BEGIN RECORDS SHOWN

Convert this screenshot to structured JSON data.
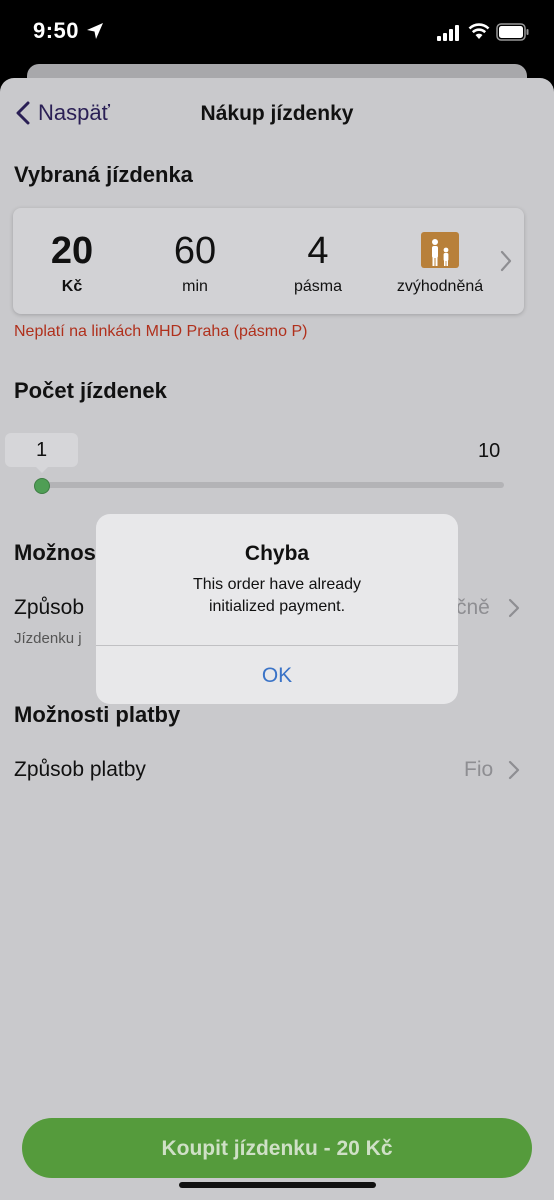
{
  "status_bar": {
    "time": "9:50"
  },
  "nav": {
    "back_label": "Naspäť",
    "title": "Nákup jízdenky"
  },
  "selected_ticket": {
    "heading": "Vybraná jízdenka",
    "price_value": "20",
    "price_unit": "Kč",
    "duration_value": "60",
    "duration_unit": "min",
    "zones_value": "4",
    "zones_unit": "pásma",
    "tariff_label": "zvýhodněná",
    "warning": "Neplatí na linkách MHD Praha (pásmo P)"
  },
  "ticket_count": {
    "heading": "Počet jízdenek",
    "current": "1",
    "max": "10",
    "fraction": 0.0
  },
  "delivery_options": {
    "heading_partial": "Možnos",
    "method_label_partial": "Způsob",
    "method_value_partial": "čně",
    "sub_partial": "Jízdenku j"
  },
  "payment_options": {
    "heading": "Možnosti platby",
    "method_label": "Způsob platby",
    "method_value": "Fio"
  },
  "buy_button": {
    "label": "Koupit jízdenku - 20 Kč"
  },
  "alert": {
    "title": "Chyba",
    "message_line1": "This order have already",
    "message_line2": "initialized payment.",
    "ok_label": "OK"
  },
  "colors": {
    "accent_green": "#559b3c",
    "warning_red": "#b0301c",
    "link_blue": "#3a73c7",
    "nav_purple": "#2a1f55",
    "tariff_icon": "#b8803a"
  }
}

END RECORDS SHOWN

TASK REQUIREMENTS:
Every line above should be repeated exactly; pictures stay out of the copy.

SOLUTION:
Convert this screenshot to structured JSON data.
{
  "status_bar": {
    "time": "9:50"
  },
  "nav": {
    "back_label": "Naspäť",
    "title": "Nákup jízdenky"
  },
  "selected_ticket": {
    "heading": "Vybraná jízdenka",
    "price_value": "20",
    "price_unit": "Kč",
    "duration_value": "60",
    "duration_unit": "min",
    "zones_value": "4",
    "zones_unit": "pásma",
    "tariff_label": "zvýhodněná",
    "warning": "Neplatí na linkách MHD Praha (pásmo P)"
  },
  "ticket_count": {
    "heading": "Počet jízdenek",
    "current": "1",
    "max": "10",
    "fraction": 0.0
  },
  "delivery_options": {
    "heading_partial": "Možnos",
    "method_label_partial": "Způsob",
    "method_value_partial": "čně",
    "sub_partial": "Jízdenku j"
  },
  "payment_options": {
    "heading": "Možnosti platby",
    "method_label": "Způsob platby",
    "method_value": "Fio"
  },
  "buy_button": {
    "label": "Koupit jízdenku - 20 Kč"
  },
  "alert": {
    "title": "Chyba",
    "message_line1": "This order have already",
    "message_line2": "initialized payment.",
    "ok_label": "OK"
  },
  "colors": {
    "accent_green": "#559b3c",
    "warning_red": "#b0301c",
    "link_blue": "#3a73c7",
    "nav_purple": "#2a1f55",
    "tariff_icon": "#b8803a"
  }
}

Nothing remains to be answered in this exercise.